Input:
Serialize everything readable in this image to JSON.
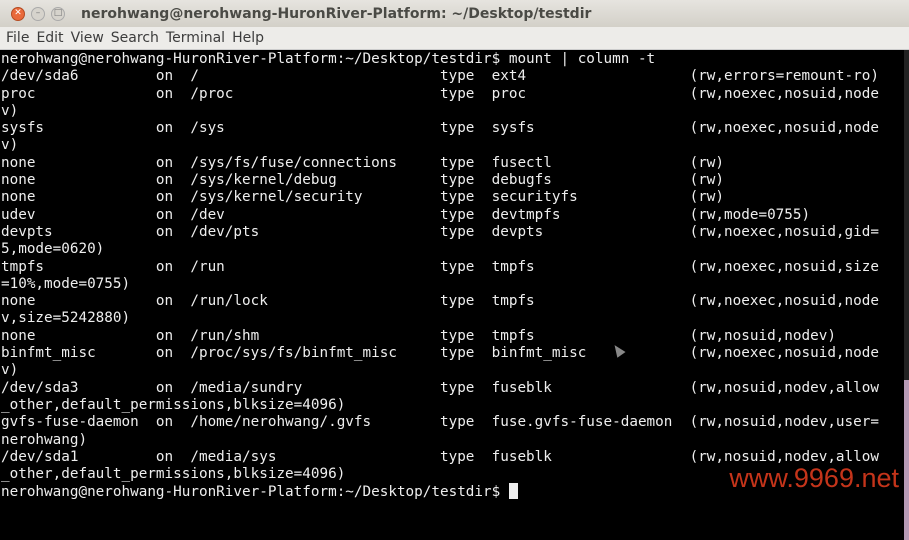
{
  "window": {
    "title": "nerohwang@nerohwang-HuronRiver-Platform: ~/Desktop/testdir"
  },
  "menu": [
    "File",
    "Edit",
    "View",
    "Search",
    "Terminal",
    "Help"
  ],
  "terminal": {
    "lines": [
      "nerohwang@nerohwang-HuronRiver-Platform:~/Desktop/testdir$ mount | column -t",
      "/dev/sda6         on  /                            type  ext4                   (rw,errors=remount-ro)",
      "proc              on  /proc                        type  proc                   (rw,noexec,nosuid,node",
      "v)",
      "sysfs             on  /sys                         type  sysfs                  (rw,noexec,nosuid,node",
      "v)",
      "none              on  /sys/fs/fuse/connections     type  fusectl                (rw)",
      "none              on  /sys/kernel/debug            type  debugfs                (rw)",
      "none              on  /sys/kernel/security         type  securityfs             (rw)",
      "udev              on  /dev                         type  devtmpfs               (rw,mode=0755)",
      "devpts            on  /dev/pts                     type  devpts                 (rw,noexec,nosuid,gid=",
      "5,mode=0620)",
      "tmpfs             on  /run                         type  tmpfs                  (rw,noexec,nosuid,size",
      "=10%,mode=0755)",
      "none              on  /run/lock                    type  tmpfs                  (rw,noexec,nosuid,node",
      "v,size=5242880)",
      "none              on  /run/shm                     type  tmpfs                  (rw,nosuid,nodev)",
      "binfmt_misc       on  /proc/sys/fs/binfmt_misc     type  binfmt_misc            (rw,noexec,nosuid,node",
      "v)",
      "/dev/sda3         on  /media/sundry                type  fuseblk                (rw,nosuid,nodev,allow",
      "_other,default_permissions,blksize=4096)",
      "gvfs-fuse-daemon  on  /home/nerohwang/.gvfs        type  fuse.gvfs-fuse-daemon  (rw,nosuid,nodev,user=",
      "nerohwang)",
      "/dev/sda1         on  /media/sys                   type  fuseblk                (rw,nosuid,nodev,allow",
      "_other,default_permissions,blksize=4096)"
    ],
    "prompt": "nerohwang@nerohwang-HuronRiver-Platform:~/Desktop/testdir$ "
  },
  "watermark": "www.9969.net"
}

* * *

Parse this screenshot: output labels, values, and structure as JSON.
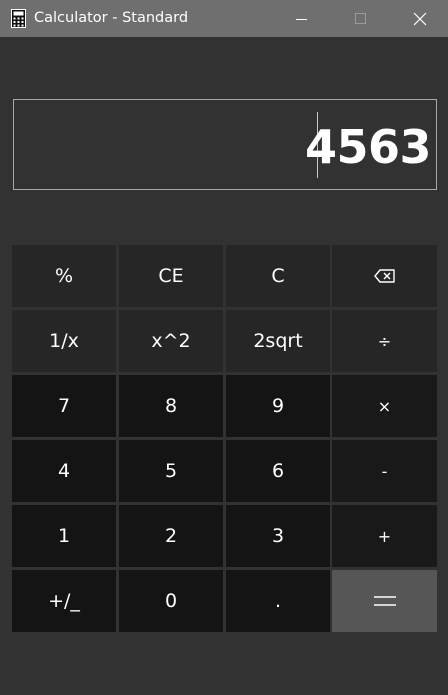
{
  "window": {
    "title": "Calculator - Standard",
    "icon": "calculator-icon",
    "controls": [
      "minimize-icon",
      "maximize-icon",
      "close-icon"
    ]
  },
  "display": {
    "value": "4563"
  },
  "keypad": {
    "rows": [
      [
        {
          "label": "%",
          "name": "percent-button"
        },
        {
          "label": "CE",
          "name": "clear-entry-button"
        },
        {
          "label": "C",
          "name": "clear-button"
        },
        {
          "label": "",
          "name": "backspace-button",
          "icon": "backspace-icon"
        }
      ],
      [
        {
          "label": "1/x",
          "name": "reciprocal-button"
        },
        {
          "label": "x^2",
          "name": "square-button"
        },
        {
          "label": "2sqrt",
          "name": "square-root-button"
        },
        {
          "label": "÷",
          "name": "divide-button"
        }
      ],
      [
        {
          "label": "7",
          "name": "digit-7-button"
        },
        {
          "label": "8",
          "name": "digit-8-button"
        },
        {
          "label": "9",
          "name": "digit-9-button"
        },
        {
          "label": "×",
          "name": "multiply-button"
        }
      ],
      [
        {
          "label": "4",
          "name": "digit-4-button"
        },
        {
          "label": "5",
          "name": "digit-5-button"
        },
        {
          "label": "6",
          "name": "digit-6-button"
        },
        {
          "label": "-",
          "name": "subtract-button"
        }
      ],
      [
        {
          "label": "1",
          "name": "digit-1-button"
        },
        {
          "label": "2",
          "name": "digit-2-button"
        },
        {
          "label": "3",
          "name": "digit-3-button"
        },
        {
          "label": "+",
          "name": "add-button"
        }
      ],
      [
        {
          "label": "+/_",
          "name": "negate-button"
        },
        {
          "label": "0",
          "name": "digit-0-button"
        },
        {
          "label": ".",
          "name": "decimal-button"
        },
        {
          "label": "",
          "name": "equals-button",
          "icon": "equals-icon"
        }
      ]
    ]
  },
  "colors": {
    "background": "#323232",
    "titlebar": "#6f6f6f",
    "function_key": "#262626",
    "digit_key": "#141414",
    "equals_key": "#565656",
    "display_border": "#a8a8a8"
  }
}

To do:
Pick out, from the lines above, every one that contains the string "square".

Solution to this task:
          "name": "square-button"
          "name": "square-root-button"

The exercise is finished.